México City, México
Technology, Innovation and Journalism

Executive Director Lynne Walker will participate as a trainer in a México City TechCamp organized by the U.S. State Department’s Bureau of International Information Programs.

The TechCamp aims to increase the digital literacy, media safety and investigative journalism skills of almost 60 participants from México, Guatemala, Honduras and El Salvador. The participants are working as independent journalists, as part of investigative units or in traditional media outlets on issues where they face censorship or physical harm.

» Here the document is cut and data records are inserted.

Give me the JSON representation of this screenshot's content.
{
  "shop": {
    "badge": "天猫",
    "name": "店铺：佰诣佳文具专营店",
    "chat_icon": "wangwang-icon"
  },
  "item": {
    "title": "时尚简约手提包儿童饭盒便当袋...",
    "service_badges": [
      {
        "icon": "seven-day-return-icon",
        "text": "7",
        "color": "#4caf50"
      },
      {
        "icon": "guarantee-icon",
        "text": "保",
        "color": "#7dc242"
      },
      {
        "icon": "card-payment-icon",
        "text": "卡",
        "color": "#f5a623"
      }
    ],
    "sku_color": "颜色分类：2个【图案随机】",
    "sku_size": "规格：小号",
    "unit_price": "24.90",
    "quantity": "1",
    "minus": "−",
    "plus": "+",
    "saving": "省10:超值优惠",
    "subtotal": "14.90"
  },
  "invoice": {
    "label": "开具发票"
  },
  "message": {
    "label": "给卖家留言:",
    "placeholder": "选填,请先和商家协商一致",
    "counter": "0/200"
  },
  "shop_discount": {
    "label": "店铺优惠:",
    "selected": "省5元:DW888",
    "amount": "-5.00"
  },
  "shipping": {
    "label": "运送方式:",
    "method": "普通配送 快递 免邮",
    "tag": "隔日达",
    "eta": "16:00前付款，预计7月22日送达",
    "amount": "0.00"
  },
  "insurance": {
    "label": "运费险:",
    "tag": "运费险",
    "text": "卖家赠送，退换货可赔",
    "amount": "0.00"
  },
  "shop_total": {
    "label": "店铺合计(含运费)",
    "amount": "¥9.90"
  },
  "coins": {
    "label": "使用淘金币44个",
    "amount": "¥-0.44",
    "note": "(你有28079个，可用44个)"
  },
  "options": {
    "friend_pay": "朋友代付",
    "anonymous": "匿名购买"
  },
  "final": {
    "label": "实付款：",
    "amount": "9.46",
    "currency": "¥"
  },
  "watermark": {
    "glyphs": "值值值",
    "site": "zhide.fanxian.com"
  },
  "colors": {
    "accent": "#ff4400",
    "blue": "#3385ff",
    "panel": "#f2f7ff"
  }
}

LE PICTORIUM/Alamy Stock Photo

November 9-11, 2017
La Paz, Bolivia
Investigative Journalism in the Digital Age

Reporters and editors in the capital city of La Paz will attend a 14-hour workshop instructed by InquireFirst Executive Director Lynne Walker on Investigative Journalism in the Digital Age. The workshop, organized by the Fundacion para el Periodismo, is being offered to journalists studying for a Master of Journalism degree.

Read more